§ **ACTIVITY**:
Give back every line of the material below that has the string "Content".

§ **INFORMATION GIVEN**:
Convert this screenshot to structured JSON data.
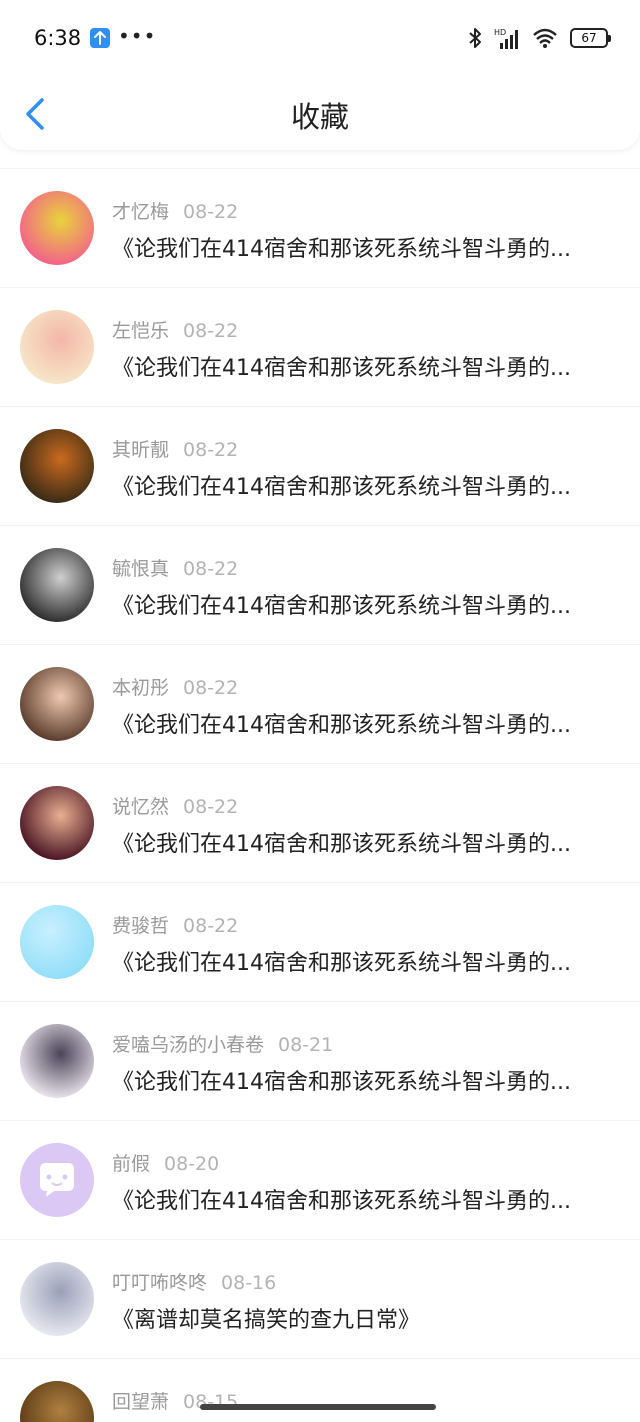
{
  "status_bar": {
    "time": "6:38",
    "extra": "•••",
    "battery": "67"
  },
  "nav": {
    "title": "收藏"
  },
  "items": [
    {
      "author": "才忆梅",
      "date": "08-22",
      "title": "《论我们在414宿舍和那该死系统斗智斗勇的...",
      "avatar": "patrick-spongebob",
      "avatar_colors": [
        "#f2628a",
        "#e8d33b"
      ]
    },
    {
      "author": "左恺乐",
      "date": "08-22",
      "title": "《论我们在414宿舍和那该死系统斗智斗勇的...",
      "avatar": "anime-girl",
      "avatar_colors": [
        "#f7e6c8",
        "#f4b6a8"
      ]
    },
    {
      "author": "其昕靓",
      "date": "08-22",
      "title": "《论我们在414宿舍和那该死系统斗智斗勇的...",
      "avatar": "fish-tank",
      "avatar_colors": [
        "#3a2b16",
        "#c96a1e"
      ]
    },
    {
      "author": "毓恨真",
      "date": "08-22",
      "title": "《论我们在414宿舍和那该死系统斗智斗勇的...",
      "avatar": "bw-portrait",
      "avatar_colors": [
        "#2d2d2d",
        "#cfcfcf"
      ]
    },
    {
      "author": "本初彤",
      "date": "08-22",
      "title": "《论我们在414宿舍和那该死系统斗智斗勇的...",
      "avatar": "girl-selfie",
      "avatar_colors": [
        "#5a3c2c",
        "#f0c8b0"
      ]
    },
    {
      "author": "说忆然",
      "date": "08-22",
      "title": "《论我们在414宿舍和那该死系统斗智斗勇的...",
      "avatar": "child-portrait",
      "avatar_colors": [
        "#4a1424",
        "#e8b090"
      ]
    },
    {
      "author": "费骏哲",
      "date": "08-22",
      "title": "《论我们在414宿舍和那该死系统斗智斗勇的...",
      "avatar": "default-blue",
      "avatar_colors": [
        "#7fd8f5",
        "#c8f0ff"
      ]
    },
    {
      "author": "爱嗑乌汤的小春卷",
      "date": "08-21",
      "title": "《论我们在414宿舍和那该死系统斗智斗勇的...",
      "avatar": "anime-pair",
      "avatar_colors": [
        "#e9e4ec",
        "#4a4458"
      ]
    },
    {
      "author": "前假",
      "date": "08-20",
      "title": "《论我们在414宿舍和那该死系统斗智斗勇的...",
      "avatar": "default-chat",
      "avatar_colors": [
        "#dcc8f5",
        "#ffffff"
      ]
    },
    {
      "author": "叮叮咘咚咚",
      "date": "08-16",
      "title": "《离谱却莫名搞笑的查九日常》",
      "avatar": "anime-white-hair",
      "avatar_colors": [
        "#e8e8f0",
        "#9aa0b8"
      ]
    },
    {
      "author": "回望萧",
      "date": "08-15",
      "title": "",
      "avatar": "partial",
      "avatar_colors": [
        "#5a3a14",
        "#b08040"
      ]
    }
  ],
  "colors": {
    "accent": "#2f8ff3",
    "author_text": "#9a9a9a",
    "title_text": "#222222"
  }
}
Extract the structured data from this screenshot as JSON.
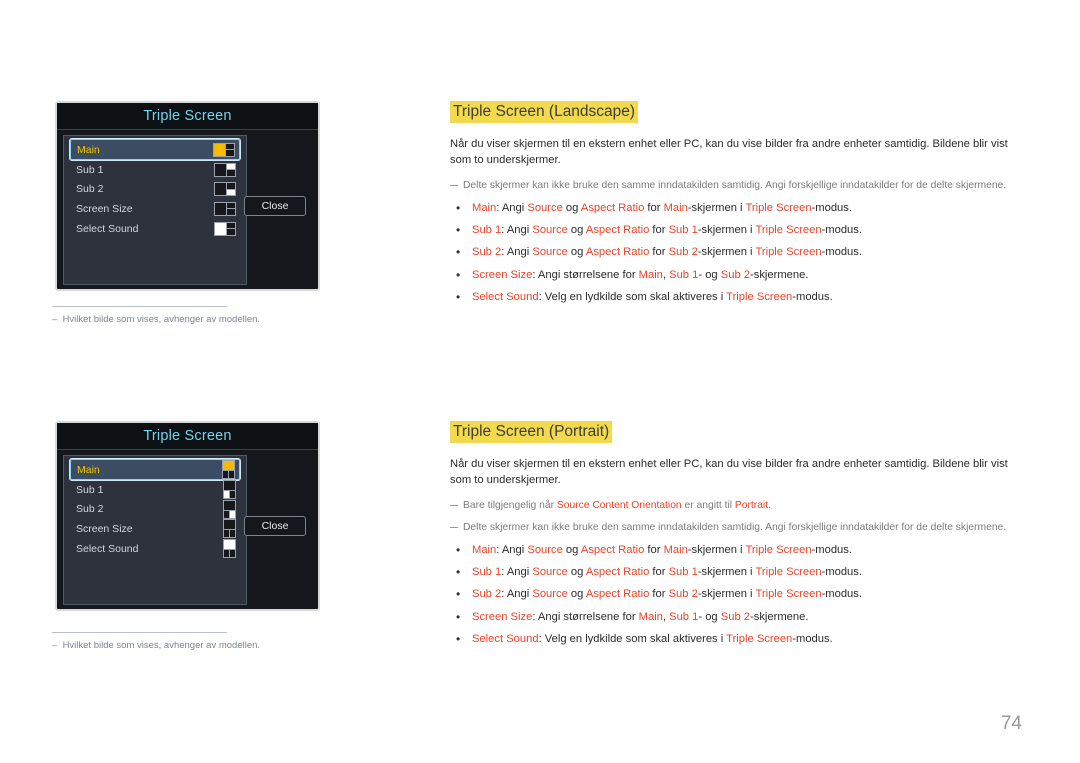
{
  "page": {
    "number": "74"
  },
  "dialogs": [
    {
      "id": "landscape",
      "title": "Triple Screen",
      "close_label": "Close",
      "orientation": "landscape",
      "rows": [
        {
          "label": "Main",
          "selected": true,
          "icon": "layout-main-highlighted-icon",
          "cells": [
            "yellow",
            "dark",
            "dark"
          ]
        },
        {
          "label": "Sub 1",
          "selected": false,
          "icon": "layout-sub1-highlighted-icon",
          "cells": [
            "dark",
            "white",
            "dark"
          ]
        },
        {
          "label": "Sub 2",
          "selected": false,
          "icon": "layout-sub2-highlighted-icon",
          "cells": [
            "dark",
            "dark",
            "white"
          ]
        },
        {
          "label": "Screen Size",
          "selected": false,
          "icon": "layout-screen-size-icon",
          "cells": [
            "dark",
            "dark",
            "dark"
          ]
        },
        {
          "label": "Select Sound",
          "selected": false,
          "icon": "layout-select-sound-icon",
          "cells": [
            "white",
            "dark",
            "dark"
          ]
        }
      ],
      "note": {
        "text": "Hvilket bilde som vises, avhenger av modellen."
      }
    },
    {
      "id": "portrait",
      "title": "Triple Screen",
      "close_label": "Close",
      "orientation": "portrait",
      "rows": [
        {
          "label": "Main",
          "selected": true,
          "icon": "layout-main-highlighted-icon",
          "cells": [
            "yellow",
            "dark",
            "dark"
          ]
        },
        {
          "label": "Sub 1",
          "selected": false,
          "icon": "layout-sub1-highlighted-icon",
          "cells": [
            "dark",
            "white",
            "dark"
          ]
        },
        {
          "label": "Sub 2",
          "selected": false,
          "icon": "layout-sub2-highlighted-icon",
          "cells": [
            "dark",
            "dark",
            "white"
          ]
        },
        {
          "label": "Screen Size",
          "selected": false,
          "icon": "layout-screen-size-icon",
          "cells": [
            "dark",
            "dark",
            "dark"
          ]
        },
        {
          "label": "Select Sound",
          "selected": false,
          "icon": "layout-select-sound-icon",
          "cells": [
            "white",
            "dark",
            "dark"
          ]
        }
      ],
      "note": {
        "text": "Hvilket bilde som vises, avhenger av modellen."
      }
    }
  ],
  "sections": [
    {
      "id": "landscape",
      "heading": "Triple Screen (Landscape)",
      "intro": "Når du viser skjermen til en ekstern enhet eller PC, kan du vise bilder fra andre enheter samtidig. Bildene blir vist som to underskjermer.",
      "notes": [
        "Delte skjermer kan ikke bruke den samme inndatakilden samtidig. Angi forskjellige inndatakilder for de delte skjermene."
      ]
    },
    {
      "id": "portrait",
      "heading": "Triple Screen (Portrait)",
      "intro": "Når du viser skjermen til en ekstern enhet eller PC, kan du vise bilder fra andre enheter samtidig. Bildene blir vist som to underskjermer.",
      "notes": [
        "Bare tilgjengelig når Source Content Orientation er angitt til Portrait.",
        "Delte skjermer kan ikke bruke den samme inndatakilden samtidig. Angi forskjellige inndatakilder for de delte skjermene."
      ],
      "note_keywords": [
        "Source Content Orientation",
        "Portrait"
      ]
    }
  ],
  "bullets": [
    {
      "term": "Main",
      "parts": [
        "",
        ": Angi ",
        "Source",
        " og ",
        "Aspect Ratio",
        " for ",
        "Main",
        "-skjermen i ",
        "Triple Screen",
        "-modus."
      ]
    },
    {
      "term": "Sub 1",
      "parts": [
        "",
        ": Angi ",
        "Source",
        " og ",
        "Aspect Ratio",
        " for ",
        "Sub 1",
        "-skjermen i ",
        "Triple Screen",
        "-modus."
      ]
    },
    {
      "term": "Sub 2",
      "parts": [
        "",
        ": Angi ",
        "Source",
        " og ",
        "Aspect Ratio",
        " for ",
        "Sub 2",
        "-skjermen i ",
        "Triple Screen",
        "-modus."
      ]
    },
    {
      "term": "Screen Size",
      "parts": [
        "",
        ": Angi størrelsene for ",
        "Main",
        ", ",
        "Sub 1",
        "- og ",
        "Sub 2",
        "-skjermene."
      ]
    },
    {
      "term": "Select Sound",
      "parts": [
        "",
        ": Velg en lydkilde som skal aktiveres i ",
        "Triple Screen",
        "-modus."
      ]
    }
  ],
  "labels": {
    "main": "Main",
    "sub1": "Sub 1",
    "sub2": "Sub 2",
    "screen_size": "Screen Size",
    "select_sound": "Select Sound",
    "source": "Source",
    "aspect_ratio": "Aspect Ratio",
    "triple_screen": "Triple Screen",
    "source_content_orientation": "Source Content Orientation",
    "portrait": "Portrait"
  },
  "bullet_text": {
    "angi_prefix": ": Angi ",
    "og": " og ",
    "for": " for ",
    "skjermen_i": "-skjermen i ",
    "modus": "-modus.",
    "screen_size_mid": ": Angi størrelsene for ",
    "comma": ", ",
    "dash_og": "- og ",
    "skjermene": "-skjermene.",
    "select_sound_mid": ": Velg en lydkilde som skal aktiveres i "
  },
  "note_text": {
    "portrait_note_a": "Bare tilgjengelig når ",
    "portrait_note_b": " er angitt til ",
    "portrait_note_c": "."
  }
}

§ **TASK OUTPUT**:
        "Bare tilgjengelig når Source Content Orientation er angitt til Portrait.",
        "Source Content Orientation",
    "source_content_orientation": "Source Content Orientation",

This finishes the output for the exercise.